The British Broadcasting Corporation (BBC) is contemplating measures which will allow them to broadcast the 100 metres final of the London Olympics 2012 in 3D, as well as trialing out a new technology that delivers picture quality said to be 16 times greater than HDTV.
Roger Mosey, the BBC executive in charge of the corporation’s London 2012 coverage, told reporters on the sidelines of the Edinburgh international television festival that 3D coverage for the 100m and other events was “certainly on the agenda”, as part of a “limited experiment”.
The BBC will also test “super hi-vision”, a new broadcasting technology so advanced it is not expected to be in homes for a decade. Three 15 metre (50ft) high screens will be erected around the country so that the public have a chance of seeing the imagery that Mosey said was so good it would match up with the experience of watching from the stands.
“When you sit and watch it you really get the experience of being in seat D5 in the stadium,” he said. “Super hi-vision might be a better long-term prospect than 3D in some ways as it gives you the feel of being in the stadium. People are knocked out by it.”
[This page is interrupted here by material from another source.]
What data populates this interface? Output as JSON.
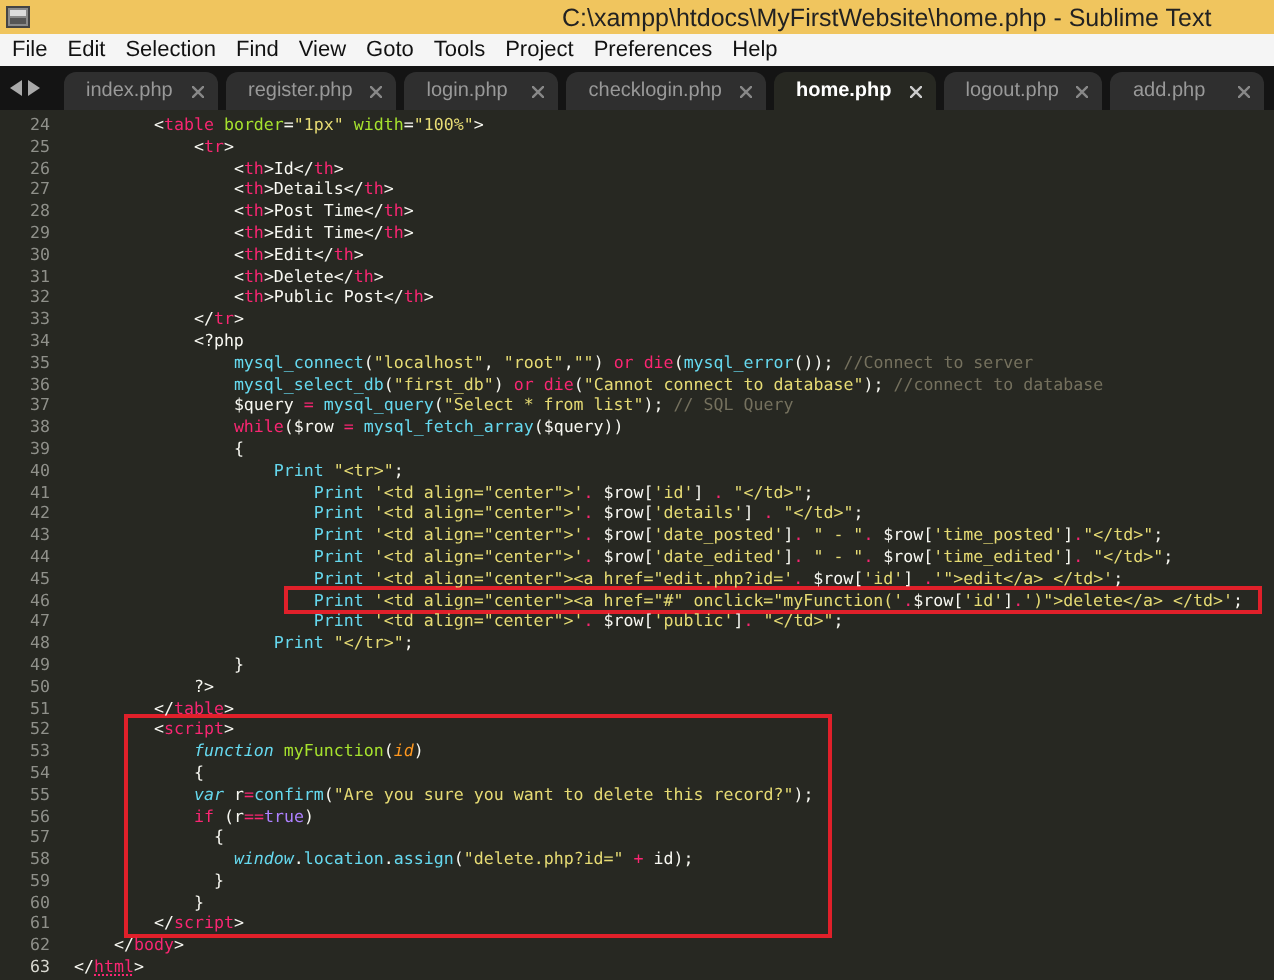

The BBC is likely to broadcast the Olympic opening ceremony using the technology, which employs a single camera to capture a wide shot. It has already been tested on sports such as basketball and “big stadium events”.
Mosey added that Electronics giant, Sharp was working on an 215cm (85in) TV set using super hi-vision technology but that it was unlikely to be widely available until 2022.
Mosey did however say that the first 3D Olympics would not amount to a “24/7 service” during the Games, partly because it would mean interrupting its HD programming.
“It is fair to say there is a trade-off between 3D and HD. We don’t want to damage the mass audience that watches HD with [too much] 3D, which is viewed by a minority” he said.
BBC made its first 3D broadcast earlier this year, televising the men’s and women’s Wimbledon tennis finals on BBC HD.